District Governor 2000-2001

I would like to begin by officially announcing the results of the Ballot-by-Mail that all Action Presidents had participated in July 2000. I said officially because I had actually announced the news on 7 August through an open letter uploaded on the District Website under the title “Why we are Rotarians”. Further, I had the letter faxed to the Presidents who were not known to the District as having operating an e-mail address. Now, the results.
On Friday, 4 August 2000, the Balloting Committee, comprising Past District Governor Dr. Jason Yeung (Kowloon West), Past President Stanley Mok (Hongkong Sunrise) and Past President Ted Ho (Kingspark Hong Kong), met to examine the returns from club presidents in respect of the Ballot-by-Mail for the 2000-2001 Per Capita Levy towards the District Fund. In attendance were Past Governor Anthony Hung, Governor-elect Johnson Chu, District Secretary (Returns) Edmond Chan and myself.
Committee Chairman PDG Jason Yeung sent me the formal report on 5 August 2000 which included the following findings. First, all the 48 clubs in Hong Kong and Macau returned their ballot which were all determined by the Committee as valid. Thank you very much, Action Presidents for the part you played in creating awareness and in taking action in the exercise. That every club in Hong Kong and Macau responded without exception is an unprecedented show of solidarity and a reflection of the seriousness the clubs attached to the exercise. I am proud of all the Action Presidents.

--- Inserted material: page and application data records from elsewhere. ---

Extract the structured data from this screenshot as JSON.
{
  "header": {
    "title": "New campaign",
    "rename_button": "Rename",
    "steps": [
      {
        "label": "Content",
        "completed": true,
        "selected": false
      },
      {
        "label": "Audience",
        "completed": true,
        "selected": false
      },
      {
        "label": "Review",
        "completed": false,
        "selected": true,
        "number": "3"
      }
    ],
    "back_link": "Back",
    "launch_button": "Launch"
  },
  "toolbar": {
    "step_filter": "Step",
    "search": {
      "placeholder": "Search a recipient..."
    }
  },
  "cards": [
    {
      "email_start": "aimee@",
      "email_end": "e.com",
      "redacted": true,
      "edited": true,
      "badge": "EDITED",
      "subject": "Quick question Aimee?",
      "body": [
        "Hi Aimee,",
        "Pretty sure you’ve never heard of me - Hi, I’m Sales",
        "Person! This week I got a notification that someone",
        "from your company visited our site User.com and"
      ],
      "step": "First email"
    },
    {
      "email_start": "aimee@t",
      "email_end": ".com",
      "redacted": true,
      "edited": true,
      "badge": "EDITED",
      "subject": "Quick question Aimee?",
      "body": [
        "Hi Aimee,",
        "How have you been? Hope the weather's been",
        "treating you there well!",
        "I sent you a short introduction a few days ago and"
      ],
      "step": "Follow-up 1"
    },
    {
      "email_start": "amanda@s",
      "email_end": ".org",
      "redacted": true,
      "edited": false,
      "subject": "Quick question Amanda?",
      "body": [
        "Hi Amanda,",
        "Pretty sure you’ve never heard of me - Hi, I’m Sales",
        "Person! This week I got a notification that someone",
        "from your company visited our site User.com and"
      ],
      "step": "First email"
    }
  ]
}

The 48 clubs together mustered 66 votes based on RI rules. Of these, 45 voted for, 20 against and one abstained. This means that the clubs in the District have now voted by majority for the 2000-2001 District Budget. Specifically, the Per Capita Levy towards the District Fund from 1 July 2000 now stands at HK$1,100 for a Rotarian in Hong Kong, and HK$830, Macau.
In my open letter dated 7 August, I went on to address the issues raised by clubs and members related to the District Budget in general and to the process in particular. I would not repeat the arguments here. You are welcome to visit our District Website for Issue 27 of my Letters. Indeed I would urge all Action Presidents to visit the site at least once a week if possible.
From the Budget, I move to my series of Official Visits. Many of you would have noticed that I have started the visit program. Indeed, I have been exchanging notes with a few Action Governors on what some people have called a necessary routine. Well, it may be a routine for the fact that every governor visits his clubs this time of the year, but to the people concerned, particularly the principal protagonists, they should be anything but routine. Let me explain.
To start with, an official visit must not be seen as an end in itself. Rather, it is a means of achieving an important objective of Rotary International, which is to ensure that clubs in a district would continue to observe the Object of Rotary and remain effective clubs. Members of the twenty or so clubs I have officially visited so far would recall that an effective club in this context is one that would have sustained membership growth, meet the needs of the community, continue to contribute to the Rotary Foundation and provide leadership beyond the club level.
I quickly point out that it would be unrealistic to expect a one-hour visit can achieve this objective, or for that matter, anything substantial. The leadership at Rotary International have been aware of this, and this is where the District Leadership Plan (DLP) has come in handy. Under the DLP, governors can appoint a number of assistant governors to handle some of the administrative workload and for greater flexibility in official visits. The plan is designed to strengthen Rotary at the district and club levels by making possible faster and more responsive support for clubs, a larger supply of well-trained district leaders, better communications within the district, and so on. As far as official visits are concerned, governors can now visit clubs individually or in multi-club meetings conducted throughout the year for the purpose of focusing on important Rotary issues, motivating Rotarians to participate in service activities, and so on. The DLP also envisages that these visits should take place at a time that maximizes the governor’s presence, including charter nights, induction ceremonies, new member orientation programs, citation or award presentations, special programs, Foundation events or intercity meetings.
Under the DLP, therefore, it would be up to the clubs and members to make full use of the Governor’s Official Visits for the purposes of the respective clubs. After all, each club has its own special culture and characteristics and is its own best judge for its performance up to a point. If there are problems, the club leadership, in consultation with the assistant governor, would be best placed to find solutions.
As we are moving out of August, Rotary’s Membership Development and Extension Month, I would like to remind all members of the urgency and need to redouble our efforts to recruit, retain and retrieve members. The statistics so far are not encouraging. We took on 35 new members at District Installation and we added another 30 or so members on 1st July from Mongolia, but our total membership ending July was not a lot to write home about. We need to bring in drastic and dramatic measures, and PDG Moses and I are all ears.
Before I sign off, I would like to announce that nominations for District Governor Nominee 2002-2003 are now open. Clubs have up to 13 November 2000 to propose candidates for consideration by the 2002-2003 DGN Nomination Committee. Club Presidents can call me for the forms and other details. The Committee will meet on 1 December.

Your Governor John Wan